-- Opening Marker --

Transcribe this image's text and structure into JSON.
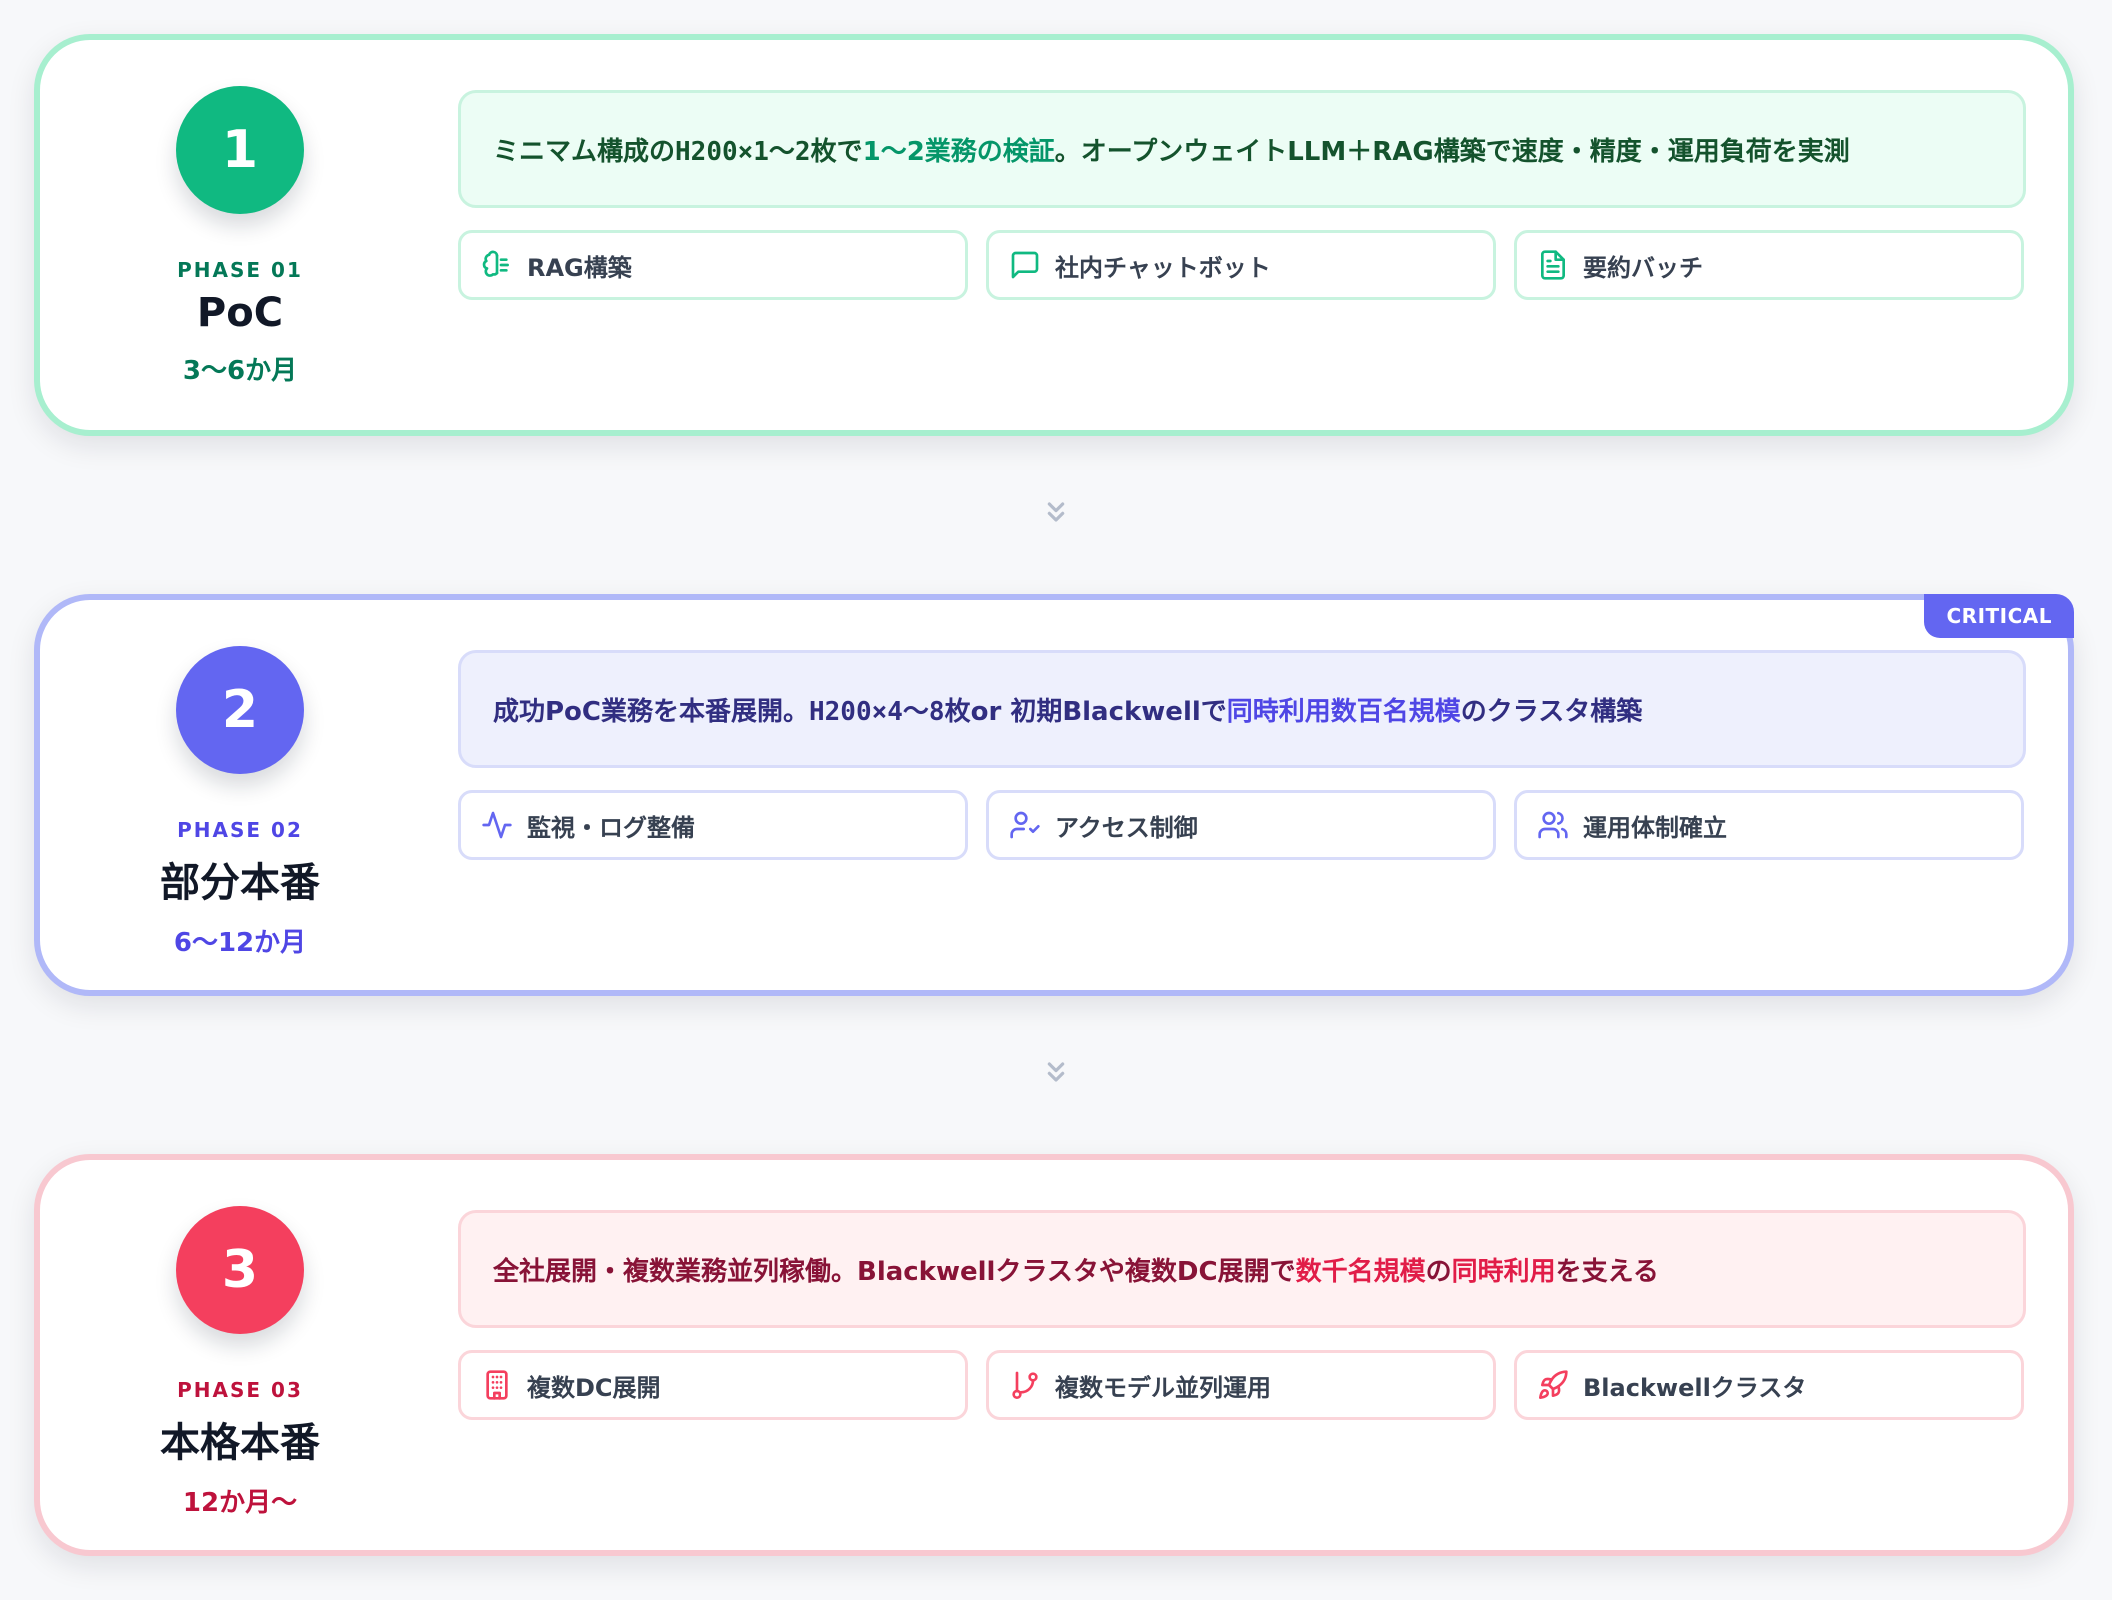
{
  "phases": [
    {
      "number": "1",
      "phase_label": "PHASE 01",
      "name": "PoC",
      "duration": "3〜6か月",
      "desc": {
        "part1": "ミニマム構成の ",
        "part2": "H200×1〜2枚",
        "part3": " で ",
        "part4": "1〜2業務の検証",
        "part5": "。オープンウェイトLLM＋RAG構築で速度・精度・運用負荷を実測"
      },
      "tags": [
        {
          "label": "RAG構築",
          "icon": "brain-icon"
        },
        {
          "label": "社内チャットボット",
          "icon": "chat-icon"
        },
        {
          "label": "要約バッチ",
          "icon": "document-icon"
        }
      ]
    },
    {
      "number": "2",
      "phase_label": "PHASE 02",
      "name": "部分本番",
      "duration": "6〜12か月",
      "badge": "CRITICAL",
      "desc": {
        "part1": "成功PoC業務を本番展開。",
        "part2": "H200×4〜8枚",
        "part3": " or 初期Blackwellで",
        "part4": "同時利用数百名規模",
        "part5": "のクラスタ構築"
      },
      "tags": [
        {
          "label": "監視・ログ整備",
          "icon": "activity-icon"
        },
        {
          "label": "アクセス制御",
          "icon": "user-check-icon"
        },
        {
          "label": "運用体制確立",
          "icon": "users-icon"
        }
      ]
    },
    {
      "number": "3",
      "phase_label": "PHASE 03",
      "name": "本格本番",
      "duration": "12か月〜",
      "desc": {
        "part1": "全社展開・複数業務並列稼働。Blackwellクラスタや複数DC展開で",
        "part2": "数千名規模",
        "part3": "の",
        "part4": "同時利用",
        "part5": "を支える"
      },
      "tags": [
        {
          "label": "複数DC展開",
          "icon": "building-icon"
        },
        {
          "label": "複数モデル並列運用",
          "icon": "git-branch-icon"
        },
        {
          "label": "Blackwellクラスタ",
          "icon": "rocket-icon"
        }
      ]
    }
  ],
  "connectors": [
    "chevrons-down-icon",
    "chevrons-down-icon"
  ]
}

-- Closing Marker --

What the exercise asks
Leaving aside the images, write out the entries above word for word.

Task output
Transcribe this image's text and structure into JSON.
{
  "phases": [
    {
      "number": "1",
      "phase_label": "PHASE 01",
      "name": "PoC",
      "duration": "3〜6か月",
      "desc": {
        "part1": "ミニマム構成の ",
        "part2": "H200×1〜2枚",
        "part3": " で ",
        "part4": "1〜2業務の検証",
        "part5": "。オープンウェイトLLM＋RAG構築で速度・精度・運用負荷を実測"
      },
      "tags": [
        {
          "label": "RAG構築",
          "icon": "brain-icon"
        },
        {
          "label": "社内チャットボット",
          "icon": "chat-icon"
        },
        {
          "label": "要約バッチ",
          "icon": "document-icon"
        }
      ]
    },
    {
      "number": "2",
      "phase_label": "PHASE 02",
      "name": "部分本番",
      "duration": "6〜12か月",
      "badge": "CRITICAL",
      "desc": {
        "part1": "成功PoC業務を本番展開。",
        "part2": "H200×4〜8枚",
        "part3": " or 初期Blackwellで",
        "part4": "同時利用数百名規模",
        "part5": "のクラスタ構築"
      },
      "tags": [
        {
          "label": "監視・ログ整備",
          "icon": "activity-icon"
        },
        {
          "label": "アクセス制御",
          "icon": "user-check-icon"
        },
        {
          "label": "運用体制確立",
          "icon": "users-icon"
        }
      ]
    },
    {
      "number": "3",
      "phase_label": "PHASE 03",
      "name": "本格本番",
      "duration": "12か月〜",
      "desc": {
        "part1": "全社展開・複数業務並列稼働。Blackwellクラスタや複数DC展開で",
        "part2": "数千名規模",
        "part3": "の",
        "part4": "同時利用",
        "part5": "を支える"
      },
      "tags": [
        {
          "label": "複数DC展開",
          "icon": "building-icon"
        },
        {
          "label": "複数モデル並列運用",
          "icon": "git-branch-icon"
        },
        {
          "label": "Blackwellクラスタ",
          "icon": "rocket-icon"
        }
      ]
    }
  ],
  "connectors": [
    "chevrons-down-icon",
    "chevrons-down-icon"
  ]
}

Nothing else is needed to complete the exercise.